Recorded information:
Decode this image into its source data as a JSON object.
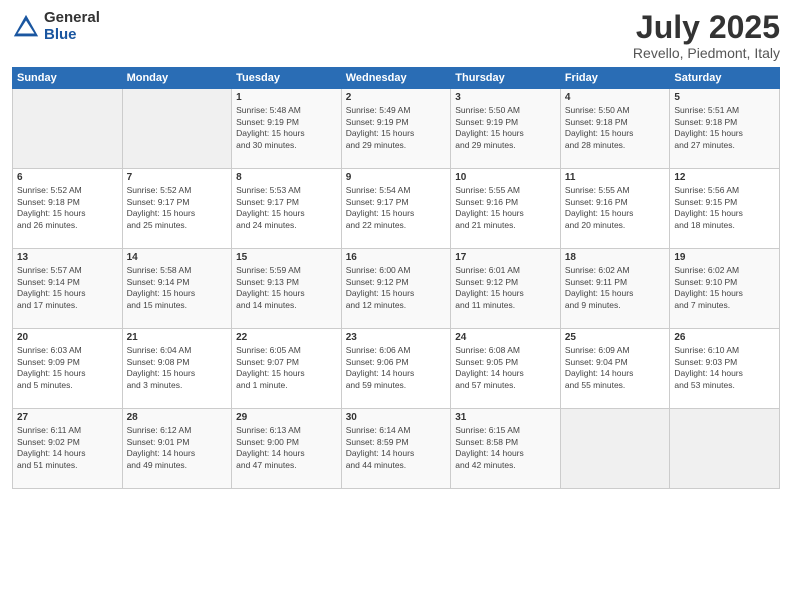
{
  "header": {
    "logo_general": "General",
    "logo_blue": "Blue",
    "title": "July 2025",
    "location": "Revello, Piedmont, Italy"
  },
  "days_of_week": [
    "Sunday",
    "Monday",
    "Tuesday",
    "Wednesday",
    "Thursday",
    "Friday",
    "Saturday"
  ],
  "weeks": [
    [
      {
        "day": "",
        "info": ""
      },
      {
        "day": "",
        "info": ""
      },
      {
        "day": "1",
        "info": "Sunrise: 5:48 AM\nSunset: 9:19 PM\nDaylight: 15 hours\nand 30 minutes."
      },
      {
        "day": "2",
        "info": "Sunrise: 5:49 AM\nSunset: 9:19 PM\nDaylight: 15 hours\nand 29 minutes."
      },
      {
        "day": "3",
        "info": "Sunrise: 5:50 AM\nSunset: 9:19 PM\nDaylight: 15 hours\nand 29 minutes."
      },
      {
        "day": "4",
        "info": "Sunrise: 5:50 AM\nSunset: 9:18 PM\nDaylight: 15 hours\nand 28 minutes."
      },
      {
        "day": "5",
        "info": "Sunrise: 5:51 AM\nSunset: 9:18 PM\nDaylight: 15 hours\nand 27 minutes."
      }
    ],
    [
      {
        "day": "6",
        "info": "Sunrise: 5:52 AM\nSunset: 9:18 PM\nDaylight: 15 hours\nand 26 minutes."
      },
      {
        "day": "7",
        "info": "Sunrise: 5:52 AM\nSunset: 9:17 PM\nDaylight: 15 hours\nand 25 minutes."
      },
      {
        "day": "8",
        "info": "Sunrise: 5:53 AM\nSunset: 9:17 PM\nDaylight: 15 hours\nand 24 minutes."
      },
      {
        "day": "9",
        "info": "Sunrise: 5:54 AM\nSunset: 9:17 PM\nDaylight: 15 hours\nand 22 minutes."
      },
      {
        "day": "10",
        "info": "Sunrise: 5:55 AM\nSunset: 9:16 PM\nDaylight: 15 hours\nand 21 minutes."
      },
      {
        "day": "11",
        "info": "Sunrise: 5:55 AM\nSunset: 9:16 PM\nDaylight: 15 hours\nand 20 minutes."
      },
      {
        "day": "12",
        "info": "Sunrise: 5:56 AM\nSunset: 9:15 PM\nDaylight: 15 hours\nand 18 minutes."
      }
    ],
    [
      {
        "day": "13",
        "info": "Sunrise: 5:57 AM\nSunset: 9:14 PM\nDaylight: 15 hours\nand 17 minutes."
      },
      {
        "day": "14",
        "info": "Sunrise: 5:58 AM\nSunset: 9:14 PM\nDaylight: 15 hours\nand 15 minutes."
      },
      {
        "day": "15",
        "info": "Sunrise: 5:59 AM\nSunset: 9:13 PM\nDaylight: 15 hours\nand 14 minutes."
      },
      {
        "day": "16",
        "info": "Sunrise: 6:00 AM\nSunset: 9:12 PM\nDaylight: 15 hours\nand 12 minutes."
      },
      {
        "day": "17",
        "info": "Sunrise: 6:01 AM\nSunset: 9:12 PM\nDaylight: 15 hours\nand 11 minutes."
      },
      {
        "day": "18",
        "info": "Sunrise: 6:02 AM\nSunset: 9:11 PM\nDaylight: 15 hours\nand 9 minutes."
      },
      {
        "day": "19",
        "info": "Sunrise: 6:02 AM\nSunset: 9:10 PM\nDaylight: 15 hours\nand 7 minutes."
      }
    ],
    [
      {
        "day": "20",
        "info": "Sunrise: 6:03 AM\nSunset: 9:09 PM\nDaylight: 15 hours\nand 5 minutes."
      },
      {
        "day": "21",
        "info": "Sunrise: 6:04 AM\nSunset: 9:08 PM\nDaylight: 15 hours\nand 3 minutes."
      },
      {
        "day": "22",
        "info": "Sunrise: 6:05 AM\nSunset: 9:07 PM\nDaylight: 15 hours\nand 1 minute."
      },
      {
        "day": "23",
        "info": "Sunrise: 6:06 AM\nSunset: 9:06 PM\nDaylight: 14 hours\nand 59 minutes."
      },
      {
        "day": "24",
        "info": "Sunrise: 6:08 AM\nSunset: 9:05 PM\nDaylight: 14 hours\nand 57 minutes."
      },
      {
        "day": "25",
        "info": "Sunrise: 6:09 AM\nSunset: 9:04 PM\nDaylight: 14 hours\nand 55 minutes."
      },
      {
        "day": "26",
        "info": "Sunrise: 6:10 AM\nSunset: 9:03 PM\nDaylight: 14 hours\nand 53 minutes."
      }
    ],
    [
      {
        "day": "27",
        "info": "Sunrise: 6:11 AM\nSunset: 9:02 PM\nDaylight: 14 hours\nand 51 minutes."
      },
      {
        "day": "28",
        "info": "Sunrise: 6:12 AM\nSunset: 9:01 PM\nDaylight: 14 hours\nand 49 minutes."
      },
      {
        "day": "29",
        "info": "Sunrise: 6:13 AM\nSunset: 9:00 PM\nDaylight: 14 hours\nand 47 minutes."
      },
      {
        "day": "30",
        "info": "Sunrise: 6:14 AM\nSunset: 8:59 PM\nDaylight: 14 hours\nand 44 minutes."
      },
      {
        "day": "31",
        "info": "Sunrise: 6:15 AM\nSunset: 8:58 PM\nDaylight: 14 hours\nand 42 minutes."
      },
      {
        "day": "",
        "info": ""
      },
      {
        "day": "",
        "info": ""
      }
    ]
  ]
}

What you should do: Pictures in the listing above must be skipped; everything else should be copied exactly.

Task response:
Decode this image into its source data as a JSON object.
{
  "header": {
    "logo_general": "General",
    "logo_blue": "Blue",
    "title": "July 2025",
    "location": "Revello, Piedmont, Italy"
  },
  "days_of_week": [
    "Sunday",
    "Monday",
    "Tuesday",
    "Wednesday",
    "Thursday",
    "Friday",
    "Saturday"
  ],
  "weeks": [
    [
      {
        "day": "",
        "info": ""
      },
      {
        "day": "",
        "info": ""
      },
      {
        "day": "1",
        "info": "Sunrise: 5:48 AM\nSunset: 9:19 PM\nDaylight: 15 hours\nand 30 minutes."
      },
      {
        "day": "2",
        "info": "Sunrise: 5:49 AM\nSunset: 9:19 PM\nDaylight: 15 hours\nand 29 minutes."
      },
      {
        "day": "3",
        "info": "Sunrise: 5:50 AM\nSunset: 9:19 PM\nDaylight: 15 hours\nand 29 minutes."
      },
      {
        "day": "4",
        "info": "Sunrise: 5:50 AM\nSunset: 9:18 PM\nDaylight: 15 hours\nand 28 minutes."
      },
      {
        "day": "5",
        "info": "Sunrise: 5:51 AM\nSunset: 9:18 PM\nDaylight: 15 hours\nand 27 minutes."
      }
    ],
    [
      {
        "day": "6",
        "info": "Sunrise: 5:52 AM\nSunset: 9:18 PM\nDaylight: 15 hours\nand 26 minutes."
      },
      {
        "day": "7",
        "info": "Sunrise: 5:52 AM\nSunset: 9:17 PM\nDaylight: 15 hours\nand 25 minutes."
      },
      {
        "day": "8",
        "info": "Sunrise: 5:53 AM\nSunset: 9:17 PM\nDaylight: 15 hours\nand 24 minutes."
      },
      {
        "day": "9",
        "info": "Sunrise: 5:54 AM\nSunset: 9:17 PM\nDaylight: 15 hours\nand 22 minutes."
      },
      {
        "day": "10",
        "info": "Sunrise: 5:55 AM\nSunset: 9:16 PM\nDaylight: 15 hours\nand 21 minutes."
      },
      {
        "day": "11",
        "info": "Sunrise: 5:55 AM\nSunset: 9:16 PM\nDaylight: 15 hours\nand 20 minutes."
      },
      {
        "day": "12",
        "info": "Sunrise: 5:56 AM\nSunset: 9:15 PM\nDaylight: 15 hours\nand 18 minutes."
      }
    ],
    [
      {
        "day": "13",
        "info": "Sunrise: 5:57 AM\nSunset: 9:14 PM\nDaylight: 15 hours\nand 17 minutes."
      },
      {
        "day": "14",
        "info": "Sunrise: 5:58 AM\nSunset: 9:14 PM\nDaylight: 15 hours\nand 15 minutes."
      },
      {
        "day": "15",
        "info": "Sunrise: 5:59 AM\nSunset: 9:13 PM\nDaylight: 15 hours\nand 14 minutes."
      },
      {
        "day": "16",
        "info": "Sunrise: 6:00 AM\nSunset: 9:12 PM\nDaylight: 15 hours\nand 12 minutes."
      },
      {
        "day": "17",
        "info": "Sunrise: 6:01 AM\nSunset: 9:12 PM\nDaylight: 15 hours\nand 11 minutes."
      },
      {
        "day": "18",
        "info": "Sunrise: 6:02 AM\nSunset: 9:11 PM\nDaylight: 15 hours\nand 9 minutes."
      },
      {
        "day": "19",
        "info": "Sunrise: 6:02 AM\nSunset: 9:10 PM\nDaylight: 15 hours\nand 7 minutes."
      }
    ],
    [
      {
        "day": "20",
        "info": "Sunrise: 6:03 AM\nSunset: 9:09 PM\nDaylight: 15 hours\nand 5 minutes."
      },
      {
        "day": "21",
        "info": "Sunrise: 6:04 AM\nSunset: 9:08 PM\nDaylight: 15 hours\nand 3 minutes."
      },
      {
        "day": "22",
        "info": "Sunrise: 6:05 AM\nSunset: 9:07 PM\nDaylight: 15 hours\nand 1 minute."
      },
      {
        "day": "23",
        "info": "Sunrise: 6:06 AM\nSunset: 9:06 PM\nDaylight: 14 hours\nand 59 minutes."
      },
      {
        "day": "24",
        "info": "Sunrise: 6:08 AM\nSunset: 9:05 PM\nDaylight: 14 hours\nand 57 minutes."
      },
      {
        "day": "25",
        "info": "Sunrise: 6:09 AM\nSunset: 9:04 PM\nDaylight: 14 hours\nand 55 minutes."
      },
      {
        "day": "26",
        "info": "Sunrise: 6:10 AM\nSunset: 9:03 PM\nDaylight: 14 hours\nand 53 minutes."
      }
    ],
    [
      {
        "day": "27",
        "info": "Sunrise: 6:11 AM\nSunset: 9:02 PM\nDaylight: 14 hours\nand 51 minutes."
      },
      {
        "day": "28",
        "info": "Sunrise: 6:12 AM\nSunset: 9:01 PM\nDaylight: 14 hours\nand 49 minutes."
      },
      {
        "day": "29",
        "info": "Sunrise: 6:13 AM\nSunset: 9:00 PM\nDaylight: 14 hours\nand 47 minutes."
      },
      {
        "day": "30",
        "info": "Sunrise: 6:14 AM\nSunset: 8:59 PM\nDaylight: 14 hours\nand 44 minutes."
      },
      {
        "day": "31",
        "info": "Sunrise: 6:15 AM\nSunset: 8:58 PM\nDaylight: 14 hours\nand 42 minutes."
      },
      {
        "day": "",
        "info": ""
      },
      {
        "day": "",
        "info": ""
      }
    ]
  ]
}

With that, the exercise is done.